I’d been in Louisville for the first time earlier that year, a Linguistics major who, seeing homelessness and poverty of spirit in downtown Louisville, I was deeply convicted to change paths. I changed my studies to Social Work, and signed up for a gig I had to pay for instead of getting paid.

So, there I was—driving the old Chevy to go intern at a homeless shelter and live in a house with seven other women.

I’ve been a mental health clinician for awhile now, so I cannot tell you whether the stories during our sharing nights (we each shared our life story one night) shocked me with their content—but, I can certainly tell you I was moved by their depth and vulnerability, and had never heard the equivalent. The stories were not pretty, and they helped me see my own for what it was, in a space held by these other women.

I didn’t leave that term knowing how to fully repair brokenness, or even to view all of my own brokenness in a grace-filled way. However, I did leave knowing the community that is built when people allow themselves to be known, and when others are there to receive them with the grace that comes from our brother, savior, king.
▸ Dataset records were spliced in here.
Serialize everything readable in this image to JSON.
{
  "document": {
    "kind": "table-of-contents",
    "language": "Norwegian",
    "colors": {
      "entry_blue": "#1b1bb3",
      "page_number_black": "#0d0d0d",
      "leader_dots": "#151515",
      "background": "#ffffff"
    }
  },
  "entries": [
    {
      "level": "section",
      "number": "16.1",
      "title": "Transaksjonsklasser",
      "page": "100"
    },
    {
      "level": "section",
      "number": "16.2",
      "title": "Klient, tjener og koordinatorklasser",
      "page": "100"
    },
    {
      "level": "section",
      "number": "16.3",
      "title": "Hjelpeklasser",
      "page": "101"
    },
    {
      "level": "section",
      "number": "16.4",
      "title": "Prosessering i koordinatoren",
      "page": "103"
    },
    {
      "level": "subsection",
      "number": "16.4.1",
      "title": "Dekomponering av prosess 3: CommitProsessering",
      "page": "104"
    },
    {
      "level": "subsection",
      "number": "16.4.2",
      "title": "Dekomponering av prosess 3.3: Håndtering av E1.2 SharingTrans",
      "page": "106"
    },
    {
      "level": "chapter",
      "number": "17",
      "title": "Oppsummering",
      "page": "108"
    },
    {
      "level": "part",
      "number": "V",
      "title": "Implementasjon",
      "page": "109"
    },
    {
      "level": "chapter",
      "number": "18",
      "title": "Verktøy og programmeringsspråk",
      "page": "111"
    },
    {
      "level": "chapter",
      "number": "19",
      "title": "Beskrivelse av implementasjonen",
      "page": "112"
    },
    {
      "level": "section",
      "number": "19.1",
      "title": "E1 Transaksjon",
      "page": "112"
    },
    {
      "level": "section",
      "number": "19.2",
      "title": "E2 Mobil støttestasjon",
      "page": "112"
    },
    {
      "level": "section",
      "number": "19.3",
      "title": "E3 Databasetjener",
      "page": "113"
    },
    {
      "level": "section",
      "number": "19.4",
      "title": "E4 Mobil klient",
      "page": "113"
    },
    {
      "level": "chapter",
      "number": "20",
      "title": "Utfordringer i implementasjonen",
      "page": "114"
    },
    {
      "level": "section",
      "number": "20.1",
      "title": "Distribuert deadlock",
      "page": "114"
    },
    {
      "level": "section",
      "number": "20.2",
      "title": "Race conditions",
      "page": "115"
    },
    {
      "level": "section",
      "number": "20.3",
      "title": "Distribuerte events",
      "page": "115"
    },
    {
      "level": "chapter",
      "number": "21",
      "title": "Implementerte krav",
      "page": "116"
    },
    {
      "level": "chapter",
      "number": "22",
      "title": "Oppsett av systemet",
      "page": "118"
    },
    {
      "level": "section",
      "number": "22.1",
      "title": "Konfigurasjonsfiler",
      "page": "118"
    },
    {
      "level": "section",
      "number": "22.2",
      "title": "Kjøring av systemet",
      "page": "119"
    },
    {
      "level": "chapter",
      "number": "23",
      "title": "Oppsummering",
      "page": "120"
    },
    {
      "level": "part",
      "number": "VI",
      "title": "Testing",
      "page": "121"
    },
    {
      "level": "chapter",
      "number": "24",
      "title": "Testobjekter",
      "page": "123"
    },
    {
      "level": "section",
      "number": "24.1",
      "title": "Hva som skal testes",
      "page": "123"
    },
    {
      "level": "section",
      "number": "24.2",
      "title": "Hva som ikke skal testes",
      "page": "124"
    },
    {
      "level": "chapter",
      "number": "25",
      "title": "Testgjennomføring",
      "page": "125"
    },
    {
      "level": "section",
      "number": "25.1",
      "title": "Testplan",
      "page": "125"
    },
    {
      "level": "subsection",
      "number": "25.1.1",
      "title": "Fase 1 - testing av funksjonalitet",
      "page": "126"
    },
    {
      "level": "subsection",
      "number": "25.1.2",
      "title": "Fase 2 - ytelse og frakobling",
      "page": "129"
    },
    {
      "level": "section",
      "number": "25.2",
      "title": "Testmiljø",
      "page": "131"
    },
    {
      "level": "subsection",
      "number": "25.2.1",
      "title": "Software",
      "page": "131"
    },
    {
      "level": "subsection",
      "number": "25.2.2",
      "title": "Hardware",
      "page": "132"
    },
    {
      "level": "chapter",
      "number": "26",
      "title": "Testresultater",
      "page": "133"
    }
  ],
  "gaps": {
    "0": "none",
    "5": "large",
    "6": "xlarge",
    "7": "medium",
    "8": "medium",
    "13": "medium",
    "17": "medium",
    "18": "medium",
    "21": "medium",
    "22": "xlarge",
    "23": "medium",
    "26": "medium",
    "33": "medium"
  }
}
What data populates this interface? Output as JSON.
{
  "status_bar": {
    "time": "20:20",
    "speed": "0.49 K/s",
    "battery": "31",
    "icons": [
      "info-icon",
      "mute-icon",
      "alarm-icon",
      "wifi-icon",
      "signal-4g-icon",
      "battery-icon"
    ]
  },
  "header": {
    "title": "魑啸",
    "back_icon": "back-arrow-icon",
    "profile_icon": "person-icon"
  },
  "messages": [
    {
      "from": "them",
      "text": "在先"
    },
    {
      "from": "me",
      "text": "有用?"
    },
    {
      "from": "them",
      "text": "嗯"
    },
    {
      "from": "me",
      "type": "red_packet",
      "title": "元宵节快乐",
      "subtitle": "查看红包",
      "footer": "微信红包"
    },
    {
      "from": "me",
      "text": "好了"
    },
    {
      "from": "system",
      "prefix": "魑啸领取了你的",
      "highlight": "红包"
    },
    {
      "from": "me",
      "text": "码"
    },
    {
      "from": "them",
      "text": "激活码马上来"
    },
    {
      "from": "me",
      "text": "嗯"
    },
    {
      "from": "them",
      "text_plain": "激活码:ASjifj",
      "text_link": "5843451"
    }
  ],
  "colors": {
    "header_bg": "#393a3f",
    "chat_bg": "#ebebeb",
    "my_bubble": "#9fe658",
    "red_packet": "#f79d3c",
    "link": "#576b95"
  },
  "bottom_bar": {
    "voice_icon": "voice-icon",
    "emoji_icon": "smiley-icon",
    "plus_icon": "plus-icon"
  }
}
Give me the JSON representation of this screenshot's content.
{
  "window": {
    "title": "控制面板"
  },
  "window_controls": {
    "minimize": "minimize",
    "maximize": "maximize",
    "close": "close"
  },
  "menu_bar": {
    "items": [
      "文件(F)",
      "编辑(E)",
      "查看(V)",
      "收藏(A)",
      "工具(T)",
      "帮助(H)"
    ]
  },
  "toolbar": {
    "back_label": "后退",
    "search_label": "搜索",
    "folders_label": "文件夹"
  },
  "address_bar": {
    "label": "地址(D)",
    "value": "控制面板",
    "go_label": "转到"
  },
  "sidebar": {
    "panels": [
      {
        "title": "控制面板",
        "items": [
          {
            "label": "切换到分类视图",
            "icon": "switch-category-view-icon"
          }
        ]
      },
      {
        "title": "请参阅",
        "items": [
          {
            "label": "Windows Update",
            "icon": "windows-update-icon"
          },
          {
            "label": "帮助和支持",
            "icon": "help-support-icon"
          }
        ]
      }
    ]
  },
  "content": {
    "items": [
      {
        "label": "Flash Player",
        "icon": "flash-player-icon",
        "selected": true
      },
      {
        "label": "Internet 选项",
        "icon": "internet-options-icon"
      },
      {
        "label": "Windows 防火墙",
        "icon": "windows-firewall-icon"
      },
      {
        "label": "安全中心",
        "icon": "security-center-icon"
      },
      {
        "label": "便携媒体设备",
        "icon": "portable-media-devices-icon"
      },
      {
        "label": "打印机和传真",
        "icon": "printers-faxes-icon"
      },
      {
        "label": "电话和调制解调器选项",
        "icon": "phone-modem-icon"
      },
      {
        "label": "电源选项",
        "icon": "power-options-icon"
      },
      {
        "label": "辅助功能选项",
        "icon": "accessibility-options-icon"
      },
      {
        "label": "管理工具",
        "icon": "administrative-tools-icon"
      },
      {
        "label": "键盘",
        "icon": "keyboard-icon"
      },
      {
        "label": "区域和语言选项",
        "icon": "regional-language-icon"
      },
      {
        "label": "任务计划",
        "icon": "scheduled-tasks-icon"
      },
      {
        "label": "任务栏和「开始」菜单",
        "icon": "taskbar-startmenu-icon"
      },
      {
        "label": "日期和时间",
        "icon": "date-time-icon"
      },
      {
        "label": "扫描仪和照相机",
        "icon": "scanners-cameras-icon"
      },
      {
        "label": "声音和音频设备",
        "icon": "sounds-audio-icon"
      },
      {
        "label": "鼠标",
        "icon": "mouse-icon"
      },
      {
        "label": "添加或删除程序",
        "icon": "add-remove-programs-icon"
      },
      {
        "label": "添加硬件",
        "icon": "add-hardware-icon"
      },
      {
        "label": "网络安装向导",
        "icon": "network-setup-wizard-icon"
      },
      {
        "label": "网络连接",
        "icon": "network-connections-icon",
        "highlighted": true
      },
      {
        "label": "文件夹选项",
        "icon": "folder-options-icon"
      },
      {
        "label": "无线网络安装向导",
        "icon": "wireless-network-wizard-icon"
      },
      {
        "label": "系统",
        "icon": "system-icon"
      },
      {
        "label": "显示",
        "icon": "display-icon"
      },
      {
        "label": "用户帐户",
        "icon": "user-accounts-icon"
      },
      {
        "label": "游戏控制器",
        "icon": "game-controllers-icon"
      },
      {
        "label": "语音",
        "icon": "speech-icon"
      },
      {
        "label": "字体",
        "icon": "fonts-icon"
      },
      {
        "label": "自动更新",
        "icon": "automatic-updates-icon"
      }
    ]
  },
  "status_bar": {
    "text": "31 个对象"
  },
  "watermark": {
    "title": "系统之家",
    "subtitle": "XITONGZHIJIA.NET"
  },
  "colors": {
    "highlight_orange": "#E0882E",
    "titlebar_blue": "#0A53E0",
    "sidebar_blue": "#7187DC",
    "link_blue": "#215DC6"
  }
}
As of late, I still take those “next steps,” except now it’s no longer in a Chevy, but as a mom, a wife, a therapist, and a nonprofit director. I don’t drive six hours to start an internship, but I spend six hours preparing for client events when I’m not sure anyone will show up. I don’t move in with seven women, but I do join a community group with more than seven opinions and personalities represented. (I may not remember being nervous back then, but I feel it in myself with each one of today’s steps. I say this with the hope that you hear me as human).

Many of these steps are fueled by the conviction that healing cannot happen until individuals are first seen, known, and welcomed— ultimately in relationship with God, but also with other humans. Convictions I first felt during my time with Love Thy Neighborhood.

Today, I work with clients while understanding the gravity of being the first one to hold their stories. I hold that space for them as they come to realize the freedom in bringing their stories to light. That same freedom I first felt so many years ago with seven other women during our summer with Love Thy Neighborhood. And I pray that I would be one to receive them with the grace that comes from our brother, savior, king.

Briahna currently leads Rapha Farm Corp., a new nonprofit, in Crestwood, KY, that seeks community wellness through the use of horticultural and equine therapies.